Common errors learning ASL

I taught ASL for three years here in Tokyo, and I’ve seen some interesting errors pop up among Japanese students learning ASL, that would probably never come up among hearing students in the US. But when you think about them, they make perfect sense.

A common error is mouthing a Japanese word while signing an ASL sign. For example, mouthing ‘aru’ while signing out ‘have.’ “Aru” is indeed the closest word to “have,” but mouthing it would possibly render the whole sign or even the whole message incomprehensible to a native signer of ASL. Seeing that reinforced to me the dictum that a sign is not limited to the hands, but the whole body. It should be the body signing, not the hands signing. The subtle movement of the head, the mouth shape, the shoulders’s tilt. Even Deaf people, native signers, often have the misconception that the sign is confined to the hands, and it showed in my students, some of them Deaf themselves.

Mouthing Japanese words betrays that they are thinking in Japanese, not ASL. Even if you mouth it in English, it is no better – you should not be thinking in English anyway, although many of us still do.

Another one is the handshape. In JSL there is a handshape that does not exist in ASL: the open-hand, ring finger out. The closest handshape in ASL is “seven,” but that uses the thumb. In Japan, that sing is used for the word “medicine” (kusuri). I teach them the ASL sign for “medicine” (using the middle finger) and they invariably use the wrong finger – I do not blame them, the signs are so similar. However, they sometimes use the ring finger instead of the middle finger in another signs, like “SICK-OF.”

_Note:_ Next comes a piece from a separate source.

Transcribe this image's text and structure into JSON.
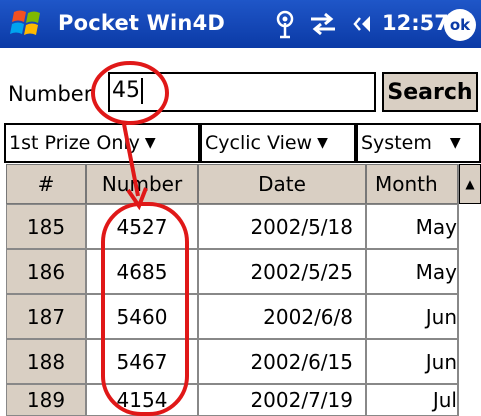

Word order is particularly interesting, because in Japanese the basic sentence structure is S-O-V, and ASL often follows that structure as well, expect you usually repeat the S, like “YOU-HOMEWORK-FINISH-YOU?” A student with a meticulous bent would sign out “I-STORE-GO,” which isn’t so bad, expect that he mouthed it out in perfect Japanese: “WATASHI-OMISE-ITTA” which gave me a linguistic aneurysm. I’ve never heard a word in my life, but it must be like listening to two different languages at the same time, while understanding both. He’s halfway there, yet strangely so far away.

I suppose what I want to say to prospective students: be aware of your linguistic preconceptions and tendencies, what language you are thinking of, and try to break out from it. But that is difficult for those with weak CL or gesture skills. And the more signing models you learn from, the better.